Rajan Kapoor, Senior Manager for Trust and Security at Dropbox, stressed the importance of usable, universally adoptable services for long-term enterprise security.
Kapoor's talk at the 2016 Chief Information Officer Leadership Forum in Chicago on March 9 focused on the three pillars of successful adaptation of cloud solutions: security fundamentals, enterprise readiness, and user adoption.
Kapoor began with some negative trend lines. “We know the trends for cloud security are often not good. I’m not here to give you an account of all the risk factors. Your job is to find solutions so that these trends don’t matter.”
“We know the trends for cloud security are often not good. I’m not here to give you an account of all the risk factors. Your job is to find solutions so that these trends don’t matter.”
Solutions that get us around the scary headlines depend on users being willing and able to use what you give them. Kapoor’s talk can be summarized in four words: User adoption drives security. This might sound counter-intuitive, said Kapoor, but security isn't to be found in check boxes, which only give the illusion of control through curtains, veils, and permissions. "That’s why even if you get the first two right, user adoption is crucial."
Security fundamentals are tangible. Work with partners who'll keep your data secure and put you first, Kapoor advised. Features to protect users include: 2-factor authentication and remote wipe capabilities. Current compliance standards are: ISO 27001/27002, ISO 27018/27017, HIPAA, and SOC2/SOC3. Data must be encrypted while stored and in transit—this is non-negotiable, he emphasized.
On the issue of readiness, Kapoor stressed that the days of an enterprise having a monopoly on infrastructure are over, so the cloud is entering your enterprise whether you like it or not. Users are tempted to bring in their own cloud solutions when they don’t have an approved tool in the box, which leads to security issues. Your employees are usually not malicious or careless; they're simply looking for the most efficient ways to get work done.
In fact, "ninety percent of cloud services in use by the average company are introduced by employees without the knowledge of the IT department." But before you go banging on cubicle walls telling people to take your data back down from the cloud, ask yourself why they went there in the first place.

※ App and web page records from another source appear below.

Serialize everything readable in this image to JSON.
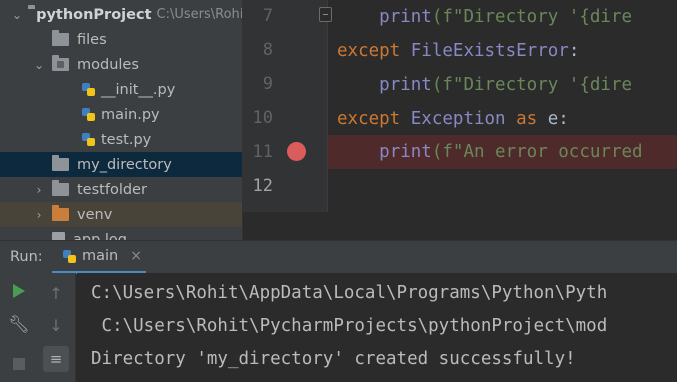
{
  "project_tree": {
    "root": {
      "name": "pythonProject",
      "path": "C:\\Users\\Rohit"
    },
    "items": [
      {
        "label": "files"
      },
      {
        "label": "modules"
      },
      {
        "label": "__init__.py"
      },
      {
        "label": "main.py"
      },
      {
        "label": "test.py"
      },
      {
        "label": "my_directory"
      },
      {
        "label": "testfolder"
      },
      {
        "label": "venv"
      },
      {
        "label": "app.log"
      }
    ]
  },
  "editor": {
    "lines": [
      {
        "num": "7",
        "parts": [
          "    ",
          "print",
          "(f\"Directory '{dire"
        ]
      },
      {
        "num": "8",
        "parts": [
          "except",
          " ",
          "FileExistsError",
          ":"
        ]
      },
      {
        "num": "9",
        "parts": [
          "    ",
          "print",
          "(f\"Directory '{dire"
        ]
      },
      {
        "num": "10",
        "parts": [
          "except",
          " ",
          "Exception",
          " ",
          "as",
          " e:"
        ]
      },
      {
        "num": "11",
        "parts": [
          "    ",
          "print",
          "(f\"An error occurred"
        ]
      },
      {
        "num": "12"
      }
    ]
  },
  "run_panel": {
    "label": "Run:",
    "tab_label": "main",
    "close_glyph": "×",
    "toolbar_icons": [
      "play-icon",
      "up-arrow-icon",
      "wrench-icon",
      "down-arrow-icon",
      "stop-icon",
      "soft-wrap-icon"
    ],
    "console_lines": [
      "C:\\Users\\Rohit\\AppData\\Local\\Programs\\Python\\Pyth",
      " C:\\Users\\Rohit\\PycharmProjects\\pythonProject\\mod",
      "Directory 'my_directory' created successfully!"
    ]
  },
  "colors": {
    "keyword": "#cc7832",
    "builtin": "#8888c6",
    "string": "#6a8759",
    "breakpoint": "#db5c5c",
    "selection": "#0d293e"
  }
}
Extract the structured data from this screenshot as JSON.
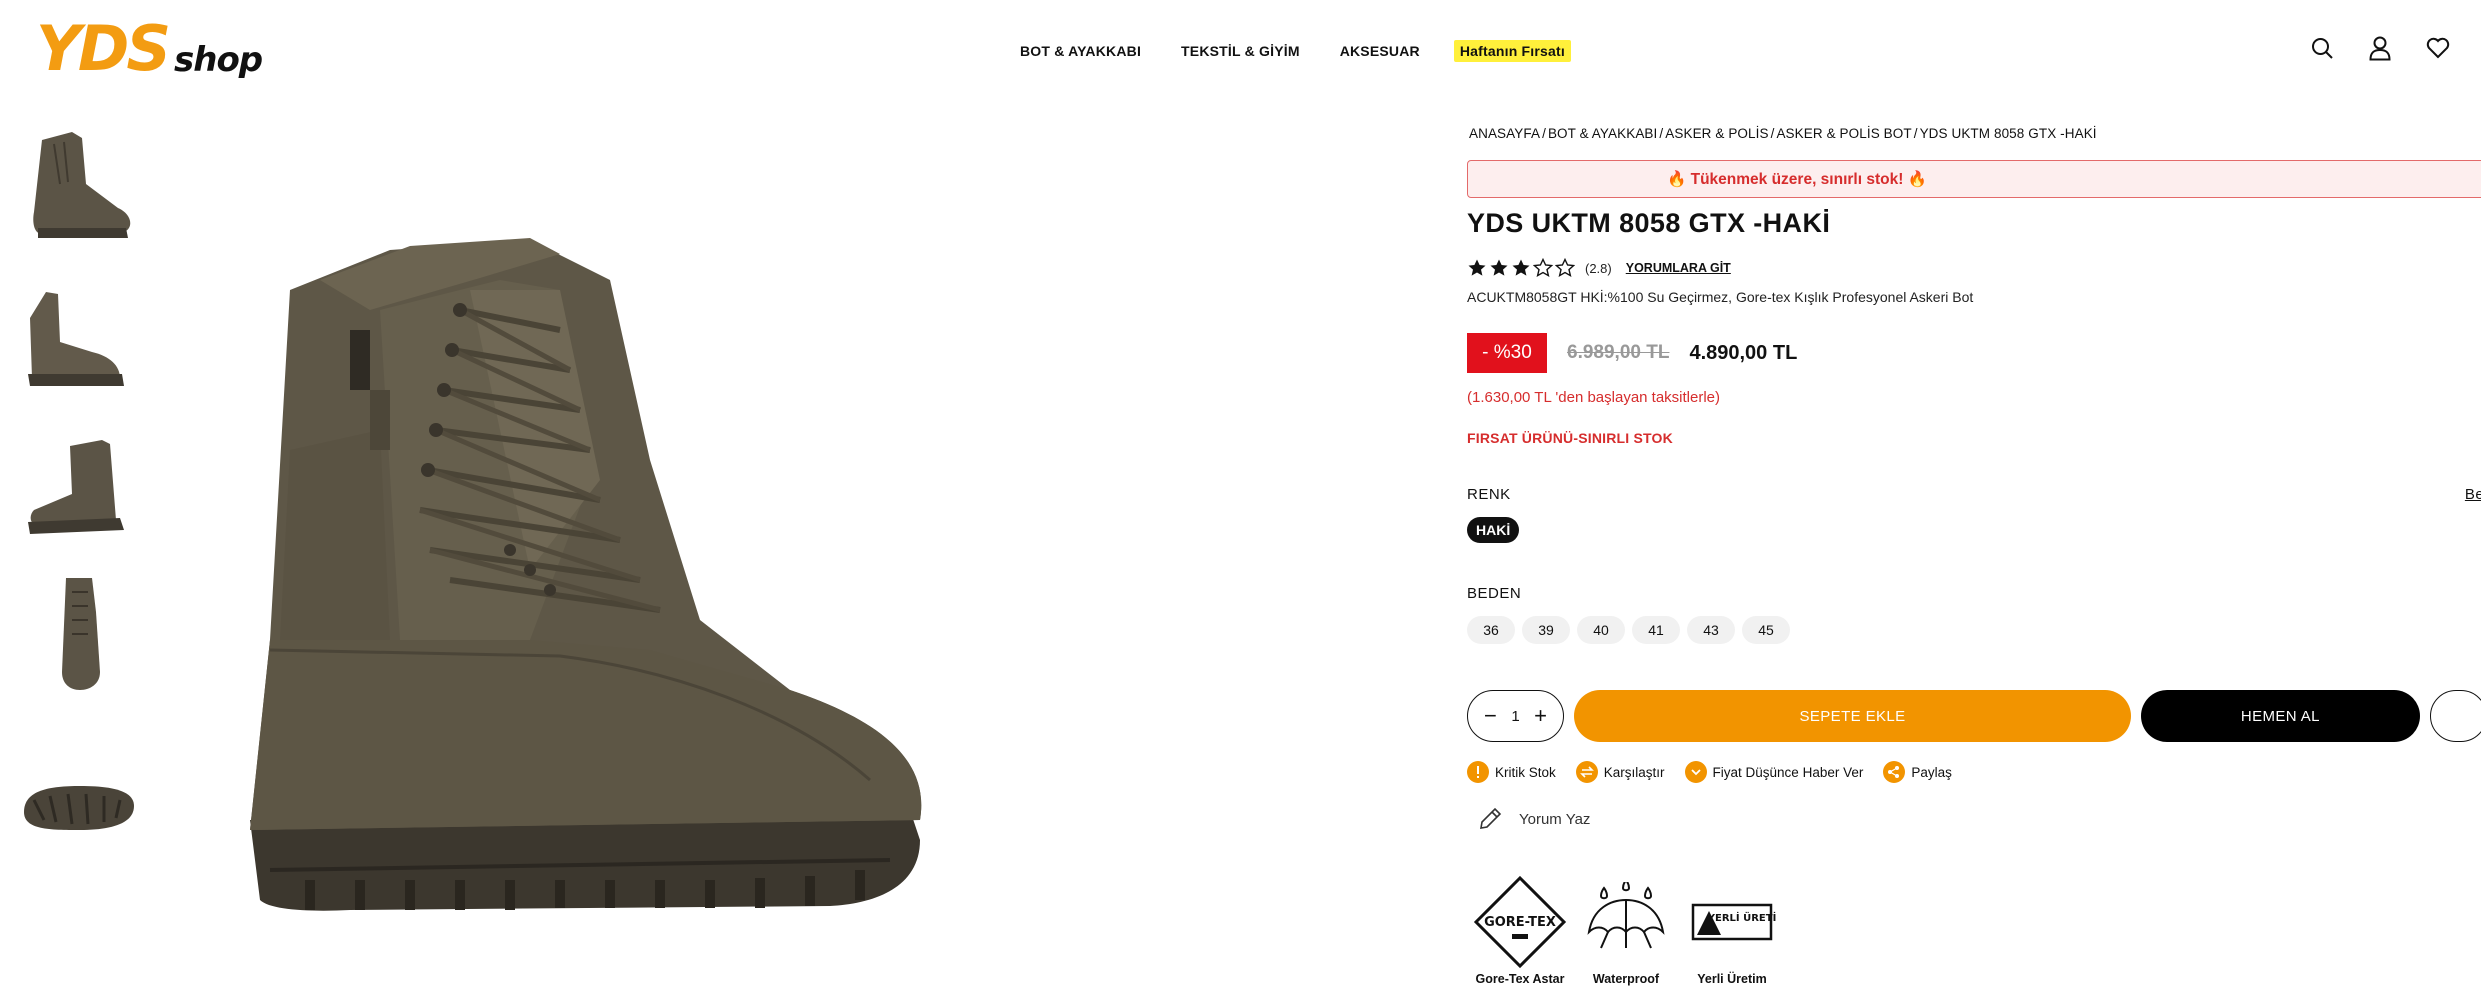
{
  "header": {
    "logo": "YDS shop",
    "nav": [
      {
        "label": "BOT & AYAKKABI"
      },
      {
        "label": "TEKSTİL & GİYİM"
      },
      {
        "label": "AKSESUAR"
      },
      {
        "label": "Haftanın Fırsatı"
      }
    ],
    "icons": [
      "search-icon",
      "user-icon",
      "heart-icon",
      "cart-icon"
    ]
  },
  "breadcrumb": [
    "ANASAYFA",
    "BOT & AYAKKABI",
    "ASKER & POLİS",
    "ASKER & POLİS BOT",
    "YDS UKTM 8058 GTX -HAKİ"
  ],
  "stock_banner": "🔥 Tükenmek üzere, sınırlı stok! 🔥",
  "product": {
    "title": "YDS UKTM 8058 GTX -HAKİ",
    "rating": 2.8,
    "rating_text": "(2.8)",
    "reviews_link": "YORUMLARA GİT",
    "description": "ACUKTM8058GT HKİ:%100 Su Geçirmez, Gore-tex Kışlık Profesyonel Askeri Bot",
    "discount": "- %30",
    "old_price": "6.989,00 TL",
    "new_price": "4.890,00 TL",
    "installment": "(1.630,00 TL 'den başlayan taksitlerle)",
    "firsat": "FIRSAT ÜRÜNÜ-SINIRLI STOK",
    "color_label": "RENK",
    "size_guide": "Beden Ta",
    "color_value": "HAKİ",
    "size_label": "BEDEN",
    "sizes": [
      "36",
      "39",
      "40",
      "41",
      "43",
      "45"
    ],
    "quantity": "1",
    "add_to_cart": "SEPETE EKLE",
    "buy_now": "HEMEN AL"
  },
  "actions": [
    {
      "label": "Kritik Stok",
      "icon": "exclamation-icon"
    },
    {
      "label": "Karşılaştır",
      "icon": "compare-icon"
    },
    {
      "label": "Fiyat Düşünce Haber Ver",
      "icon": "chevron-down-icon"
    },
    {
      "label": "Paylaş",
      "icon": "share-icon"
    }
  ],
  "write_review": "Yorum Yaz",
  "features": [
    {
      "label": "Gore-Tex Astar",
      "badge_text": "GORE-TEX"
    },
    {
      "label": "Waterproof"
    },
    {
      "label": "Yerli Üretim",
      "badge_text": "YERLİ ÜRETİM"
    }
  ],
  "colors": {
    "accent": "#f29400",
    "logo": "#f39c12",
    "danger": "#d62d2d",
    "discount": "#e1111c",
    "deal_highlight": "#fff03b"
  }
}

Enterprise readiness can be summed up in two ideas. Make sure the solution you select uses open APIs, and make sure you have a healthy partner ecosystem so your data can flow easily. Beware the unicorn of all-in-one services, Kapoor warned. "Instead, think of a good architecture as one with hooks that allow you to drop in solutions as needed. Look for services that you can slot in that are open, agile, and flexible." That way, you’ll be future-proofed and have good data flow.
What does it look like when you do it right? Kapoor gave an example of a Big Five publishing house. Once upon a time, authors, editors, and designers had no common platform by which they could send out text, await and incorporate multiple sets of comments, design cover art, camera-ready copy, etc. Once an in-house, universally adoptable service became available (Dropbox), even as data left the principals, nothing leaked out in a way that presented a security issue. Dropbox was able to tear down the silos while still allowing data to flow safely to all parties.
Kapoor encouraged his audience to keep a realistic attitude. We’re used to thinking of the cloud in terms of either of two extremes. "The cloud is either a scary place where your data is at risk and where users are dumping data without your knowledge, or it's a magically happy place where you can be a hero/ine to your organization.”
We’re used to thinking of the cloud in terms of either of two extremes. “The cloud is either a scary place where your data is at risk and where users are dumping data without your knowledge, or it's a magically happy place where you can be a hero/ine to your organization.”
In reality, the cloud is what you make of it.
ABOUT RAJAN KAPOOR:
Rajan is a Senior Manager for Trust and Security at Dropbox. He works to champion privacy and security principles for Dropbox users and employees. Above all, Rajan works to keep Dropbox worthy of trust. He joined Dropbox in January 2014 with over 13 years of experience in Information Technology. Previous roles include the CTO of Van Wagner Communications and Director of Technology at Eurasia Group.